The euro area and Italy are heading for trouble that can unsettle markets for months if Mario Draghi does not reconsider resigning.
The former European Central Bank head is awaited to specify early next week if he is ready to lead a recalcitrant coalition government or whether he would permanently leave the office.
Italy hangs on this decision as it consigns the country to several months of political instability during a delicate period when lawmakers ty are working on a budget for the following year. His resignation will also mean that Italy risked needed reforms to guarantee that it recovers its 200 billion euros from the European Union. That would pose a disaster for Rome, which like the rest of Europe, is battling an energy crisis and surging inflation.

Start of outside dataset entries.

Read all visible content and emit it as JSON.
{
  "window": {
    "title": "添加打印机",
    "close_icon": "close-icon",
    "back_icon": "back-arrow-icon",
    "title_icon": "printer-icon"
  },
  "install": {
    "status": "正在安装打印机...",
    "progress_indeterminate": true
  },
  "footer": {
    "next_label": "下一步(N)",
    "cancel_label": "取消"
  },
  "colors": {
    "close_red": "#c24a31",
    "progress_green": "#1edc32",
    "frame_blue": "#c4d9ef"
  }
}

Italy has been withstanding the impact of the Russia/Ukraine war and energy problem and is expected to expand slightly in the second quarter. However, Bank of Italy Governor Ignazio Visco warned that the country would fall into recession if Moscow halted deliveries, and with all of Draghi’s contribution, Italy remains dependent on Russia.

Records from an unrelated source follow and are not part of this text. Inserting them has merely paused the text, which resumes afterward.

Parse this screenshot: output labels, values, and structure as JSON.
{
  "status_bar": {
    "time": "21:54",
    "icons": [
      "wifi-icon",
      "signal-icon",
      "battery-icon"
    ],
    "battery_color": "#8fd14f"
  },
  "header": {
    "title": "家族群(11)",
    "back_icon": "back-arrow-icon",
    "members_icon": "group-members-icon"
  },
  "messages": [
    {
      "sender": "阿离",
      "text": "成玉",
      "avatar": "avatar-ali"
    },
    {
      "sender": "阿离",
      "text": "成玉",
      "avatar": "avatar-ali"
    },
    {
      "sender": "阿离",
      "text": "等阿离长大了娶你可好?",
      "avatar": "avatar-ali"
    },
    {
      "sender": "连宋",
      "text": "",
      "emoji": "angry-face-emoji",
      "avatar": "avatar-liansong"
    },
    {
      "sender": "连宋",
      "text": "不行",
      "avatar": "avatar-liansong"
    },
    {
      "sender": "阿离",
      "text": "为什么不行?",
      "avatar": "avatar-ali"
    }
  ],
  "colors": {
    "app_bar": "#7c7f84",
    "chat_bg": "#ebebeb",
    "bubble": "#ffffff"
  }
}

Italian bonds fell for a third day Friday, and its stock market has fallen about 5.6% this week. The country’s worst-performing primary index in Europe this year was down by 26%.

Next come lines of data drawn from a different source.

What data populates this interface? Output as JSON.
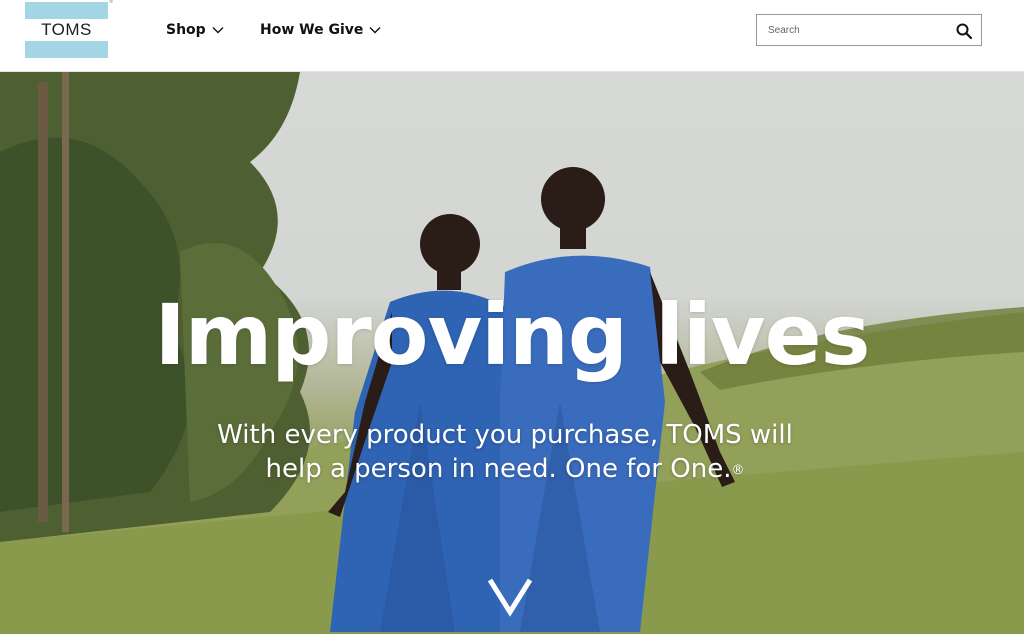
{
  "header": {
    "logo_text": "TOMS",
    "logo_reg": "®",
    "nav": [
      {
        "label": "Shop"
      },
      {
        "label": "How We Give"
      }
    ],
    "search": {
      "placeholder": "Search",
      "value": ""
    }
  },
  "hero": {
    "title": "Improving lives",
    "subtitle_line1": "With every product you purchase, TOMS will",
    "subtitle_line2": "help a person in need. One for One.",
    "subtitle_reg": "®"
  },
  "colors": {
    "logo_band": "#a4d5e5",
    "uniform_blue": "#2f63b3",
    "grass": "#8f9c55"
  },
  "icons": {
    "search": "search-icon",
    "nav_chevron": "chevron-down-icon",
    "scroll": "chevron-down-icon"
  }
}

The ongoing political turmoil was heightened this week after Five Star spurned a confidence vote in the senate, leading Draghi to offer his resignation, which President Mattarella rejected.